◆ **Your objective**:
A complete, exact copy of the data is the required answer.

◆ **Dataset extract**:
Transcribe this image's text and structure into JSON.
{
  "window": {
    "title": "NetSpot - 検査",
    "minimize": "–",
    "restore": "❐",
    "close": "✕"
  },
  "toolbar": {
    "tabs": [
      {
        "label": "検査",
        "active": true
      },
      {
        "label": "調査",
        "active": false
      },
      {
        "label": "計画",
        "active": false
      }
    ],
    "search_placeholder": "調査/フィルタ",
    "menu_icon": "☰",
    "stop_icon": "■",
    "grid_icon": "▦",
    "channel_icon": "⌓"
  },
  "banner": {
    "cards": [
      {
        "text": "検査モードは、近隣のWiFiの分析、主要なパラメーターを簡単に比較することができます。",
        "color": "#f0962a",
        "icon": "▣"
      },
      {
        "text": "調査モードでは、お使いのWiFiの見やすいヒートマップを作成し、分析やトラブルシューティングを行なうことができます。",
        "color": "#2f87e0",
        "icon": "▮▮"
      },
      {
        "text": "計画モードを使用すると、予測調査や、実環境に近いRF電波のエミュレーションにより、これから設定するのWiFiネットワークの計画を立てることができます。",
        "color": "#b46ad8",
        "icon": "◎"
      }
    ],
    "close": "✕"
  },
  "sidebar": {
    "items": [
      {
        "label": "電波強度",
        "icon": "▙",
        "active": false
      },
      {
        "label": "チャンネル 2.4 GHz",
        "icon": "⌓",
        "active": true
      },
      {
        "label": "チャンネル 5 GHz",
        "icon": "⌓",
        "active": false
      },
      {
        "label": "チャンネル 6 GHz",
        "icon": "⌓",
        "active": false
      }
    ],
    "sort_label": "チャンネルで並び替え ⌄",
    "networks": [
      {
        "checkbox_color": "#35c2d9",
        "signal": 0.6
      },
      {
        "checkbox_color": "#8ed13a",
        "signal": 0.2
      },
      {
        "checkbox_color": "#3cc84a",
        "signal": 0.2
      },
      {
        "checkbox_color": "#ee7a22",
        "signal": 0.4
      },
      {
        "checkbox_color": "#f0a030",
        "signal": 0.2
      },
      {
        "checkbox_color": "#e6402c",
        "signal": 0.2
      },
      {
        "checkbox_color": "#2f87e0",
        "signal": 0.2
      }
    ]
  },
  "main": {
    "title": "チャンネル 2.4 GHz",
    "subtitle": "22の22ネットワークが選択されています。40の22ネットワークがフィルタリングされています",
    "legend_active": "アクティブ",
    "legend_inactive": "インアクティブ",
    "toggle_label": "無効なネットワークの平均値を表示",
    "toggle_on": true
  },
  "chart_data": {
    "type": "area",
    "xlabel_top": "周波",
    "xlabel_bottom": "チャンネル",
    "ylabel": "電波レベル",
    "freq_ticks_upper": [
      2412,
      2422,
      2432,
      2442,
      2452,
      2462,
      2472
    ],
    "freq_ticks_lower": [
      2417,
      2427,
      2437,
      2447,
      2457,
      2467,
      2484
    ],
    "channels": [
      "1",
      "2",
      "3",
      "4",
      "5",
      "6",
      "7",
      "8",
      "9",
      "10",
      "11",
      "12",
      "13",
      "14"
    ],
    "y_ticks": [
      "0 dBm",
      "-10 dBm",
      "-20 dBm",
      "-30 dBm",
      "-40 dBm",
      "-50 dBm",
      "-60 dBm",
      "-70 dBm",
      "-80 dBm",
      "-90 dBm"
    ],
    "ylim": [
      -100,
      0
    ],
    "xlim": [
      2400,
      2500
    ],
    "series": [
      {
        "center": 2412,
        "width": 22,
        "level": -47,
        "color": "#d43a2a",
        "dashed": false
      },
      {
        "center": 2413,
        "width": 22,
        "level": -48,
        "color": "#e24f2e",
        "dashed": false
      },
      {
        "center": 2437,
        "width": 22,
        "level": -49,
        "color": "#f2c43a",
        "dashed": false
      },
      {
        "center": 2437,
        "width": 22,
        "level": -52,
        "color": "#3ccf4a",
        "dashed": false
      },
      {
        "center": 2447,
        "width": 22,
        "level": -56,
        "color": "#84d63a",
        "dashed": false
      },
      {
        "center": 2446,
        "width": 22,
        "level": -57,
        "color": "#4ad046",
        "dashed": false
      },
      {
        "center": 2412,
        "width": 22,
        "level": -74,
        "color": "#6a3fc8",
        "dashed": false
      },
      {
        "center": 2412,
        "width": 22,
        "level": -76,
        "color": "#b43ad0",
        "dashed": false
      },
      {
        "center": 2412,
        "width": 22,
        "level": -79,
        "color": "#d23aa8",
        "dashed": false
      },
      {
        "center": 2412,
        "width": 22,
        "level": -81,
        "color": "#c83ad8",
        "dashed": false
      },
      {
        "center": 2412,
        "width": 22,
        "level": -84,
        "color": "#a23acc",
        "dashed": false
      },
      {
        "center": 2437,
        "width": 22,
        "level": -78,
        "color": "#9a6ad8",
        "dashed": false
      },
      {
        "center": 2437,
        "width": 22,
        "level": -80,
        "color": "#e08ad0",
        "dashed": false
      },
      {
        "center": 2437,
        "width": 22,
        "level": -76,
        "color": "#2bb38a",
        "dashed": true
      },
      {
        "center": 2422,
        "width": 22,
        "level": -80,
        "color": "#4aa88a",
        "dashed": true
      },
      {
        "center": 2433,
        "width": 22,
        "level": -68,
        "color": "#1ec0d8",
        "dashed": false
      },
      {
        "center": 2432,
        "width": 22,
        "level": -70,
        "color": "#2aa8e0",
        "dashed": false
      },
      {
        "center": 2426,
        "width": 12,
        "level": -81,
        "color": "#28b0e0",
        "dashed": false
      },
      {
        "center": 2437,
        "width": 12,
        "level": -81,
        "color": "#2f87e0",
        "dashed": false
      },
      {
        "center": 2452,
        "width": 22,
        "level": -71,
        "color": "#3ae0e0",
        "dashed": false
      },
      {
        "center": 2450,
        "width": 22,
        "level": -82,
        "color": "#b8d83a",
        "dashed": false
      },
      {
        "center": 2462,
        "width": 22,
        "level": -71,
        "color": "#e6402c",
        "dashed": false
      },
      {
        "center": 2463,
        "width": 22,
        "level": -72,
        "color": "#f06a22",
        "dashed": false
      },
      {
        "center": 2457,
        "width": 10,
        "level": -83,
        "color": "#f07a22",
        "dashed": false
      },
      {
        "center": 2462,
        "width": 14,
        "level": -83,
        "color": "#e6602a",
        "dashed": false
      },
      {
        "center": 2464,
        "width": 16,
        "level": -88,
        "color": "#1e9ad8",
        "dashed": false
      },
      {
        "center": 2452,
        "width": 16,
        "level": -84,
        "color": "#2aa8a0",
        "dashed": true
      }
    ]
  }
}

◆ **Response area**:
Transcribe this image's text and structure into JSON.
{
  "window": {
    "title": "NetSpot - 検査",
    "minimize": "–",
    "restore": "❐",
    "close": "✕"
  },
  "toolbar": {
    "tabs": [
      {
        "label": "検査",
        "active": true
      },
      {
        "label": "調査",
        "active": false
      },
      {
        "label": "計画",
        "active": false
      }
    ],
    "search_placeholder": "調査/フィルタ",
    "menu_icon": "☰",
    "stop_icon": "■",
    "grid_icon": "▦",
    "channel_icon": "⌓"
  },
  "banner": {
    "cards": [
      {
        "text": "検査モードは、近隣のWiFiの分析、主要なパラメーターを簡単に比較することができます。",
        "color": "#f0962a",
        "icon": "▣"
      },
      {
        "text": "調査モードでは、お使いのWiFiの見やすいヒートマップを作成し、分析やトラブルシューティングを行なうことができます。",
        "color": "#2f87e0",
        "icon": "▮▮"
      },
      {
        "text": "計画モードを使用すると、予測調査や、実環境に近いRF電波のエミュレーションにより、これから設定するのWiFiネットワークの計画を立てることができます。",
        "color": "#b46ad8",
        "icon": "◎"
      }
    ],
    "close": "✕"
  },
  "sidebar": {
    "items": [
      {
        "label": "電波強度",
        "icon": "▙",
        "active": false
      },
      {
        "label": "チャンネル 2.4 GHz",
        "icon": "⌓",
        "active": true
      },
      {
        "label": "チャンネル 5 GHz",
        "icon": "⌓",
        "active": false
      },
      {
        "label": "チャンネル 6 GHz",
        "icon": "⌓",
        "active": false
      }
    ],
    "sort_label": "チャンネルで並び替え ⌄",
    "networks": [
      {
        "checkbox_color": "#35c2d9",
        "signal": 0.6
      },
      {
        "checkbox_color": "#8ed13a",
        "signal": 0.2
      },
      {
        "checkbox_color": "#3cc84a",
        "signal": 0.2
      },
      {
        "checkbox_color": "#ee7a22",
        "signal": 0.4
      },
      {
        "checkbox_color": "#f0a030",
        "signal": 0.2
      },
      {
        "checkbox_color": "#e6402c",
        "signal": 0.2
      },
      {
        "checkbox_color": "#2f87e0",
        "signal": 0.2
      }
    ]
  },
  "main": {
    "title": "チャンネル 2.4 GHz",
    "subtitle": "22の22ネットワークが選択されています。40の22ネットワークがフィルタリングされています",
    "legend_active": "アクティブ",
    "legend_inactive": "インアクティブ",
    "toggle_label": "無効なネットワークの平均値を表示",
    "toggle_on": true
  },
  "chart_data": {
    "type": "area",
    "xlabel_top": "周波",
    "xlabel_bottom": "チャンネル",
    "ylabel": "電波レベル",
    "freq_ticks_upper": [
      2412,
      2422,
      2432,
      2442,
      2452,
      2462,
      2472
    ],
    "freq_ticks_lower": [
      2417,
      2427,
      2437,
      2447,
      2457,
      2467,
      2484
    ],
    "channels": [
      "1",
      "2",
      "3",
      "4",
      "5",
      "6",
      "7",
      "8",
      "9",
      "10",
      "11",
      "12",
      "13",
      "14"
    ],
    "y_ticks": [
      "0 dBm",
      "-10 dBm",
      "-20 dBm",
      "-30 dBm",
      "-40 dBm",
      "-50 dBm",
      "-60 dBm",
      "-70 dBm",
      "-80 dBm",
      "-90 dBm"
    ],
    "ylim": [
      -100,
      0
    ],
    "xlim": [
      2400,
      2500
    ],
    "series": [
      {
        "center": 2412,
        "width": 22,
        "level": -47,
        "color": "#d43a2a",
        "dashed": false
      },
      {
        "center": 2413,
        "width": 22,
        "level": -48,
        "color": "#e24f2e",
        "dashed": false
      },
      {
        "center": 2437,
        "width": 22,
        "level": -49,
        "color": "#f2c43a",
        "dashed": false
      },
      {
        "center": 2437,
        "width": 22,
        "level": -52,
        "color": "#3ccf4a",
        "dashed": false
      },
      {
        "center": 2447,
        "width": 22,
        "level": -56,
        "color": "#84d63a",
        "dashed": false
      },
      {
        "center": 2446,
        "width": 22,
        "level": -57,
        "color": "#4ad046",
        "dashed": false
      },
      {
        "center": 2412,
        "width": 22,
        "level": -74,
        "color": "#6a3fc8",
        "dashed": false
      },
      {
        "center": 2412,
        "width": 22,
        "level": -76,
        "color": "#b43ad0",
        "dashed": false
      },
      {
        "center": 2412,
        "width": 22,
        "level": -79,
        "color": "#d23aa8",
        "dashed": false
      },
      {
        "center": 2412,
        "width": 22,
        "level": -81,
        "color": "#c83ad8",
        "dashed": false
      },
      {
        "center": 2412,
        "width": 22,
        "level": -84,
        "color": "#a23acc",
        "dashed": false
      },
      {
        "center": 2437,
        "width": 22,
        "level": -78,
        "color": "#9a6ad8",
        "dashed": false
      },
      {
        "center": 2437,
        "width": 22,
        "level": -80,
        "color": "#e08ad0",
        "dashed": false
      },
      {
        "center": 2437,
        "width": 22,
        "level": -76,
        "color": "#2bb38a",
        "dashed": true
      },
      {
        "center": 2422,
        "width": 22,
        "level": -80,
        "color": "#4aa88a",
        "dashed": true
      },
      {
        "center": 2433,
        "width": 22,
        "level": -68,
        "color": "#1ec0d8",
        "dashed": false
      },
      {
        "center": 2432,
        "width": 22,
        "level": -70,
        "color": "#2aa8e0",
        "dashed": false
      },
      {
        "center": 2426,
        "width": 12,
        "level": -81,
        "color": "#28b0e0",
        "dashed": false
      },
      {
        "center": 2437,
        "width": 12,
        "level": -81,
        "color": "#2f87e0",
        "dashed": false
      },
      {
        "center": 2452,
        "width": 22,
        "level": -71,
        "color": "#3ae0e0",
        "dashed": false
      },
      {
        "center": 2450,
        "width": 22,
        "level": -82,
        "color": "#b8d83a",
        "dashed": false
      },
      {
        "center": 2462,
        "width": 22,
        "level": -71,
        "color": "#e6402c",
        "dashed": false
      },
      {
        "center": 2463,
        "width": 22,
        "level": -72,
        "color": "#f06a22",
        "dashed": false
      },
      {
        "center": 2457,
        "width": 10,
        "level": -83,
        "color": "#f07a22",
        "dashed": false
      },
      {
        "center": 2462,
        "width": 14,
        "level": -83,
        "color": "#e6602a",
        "dashed": false
      },
      {
        "center": 2464,
        "width": 16,
        "level": -88,
        "color": "#1e9ad8",
        "dashed": false
      },
      {
        "center": 2452,
        "width": 16,
        "level": -84,
        "color": "#2aa8a0",
        "dashed": true
      }
    ]
  }
}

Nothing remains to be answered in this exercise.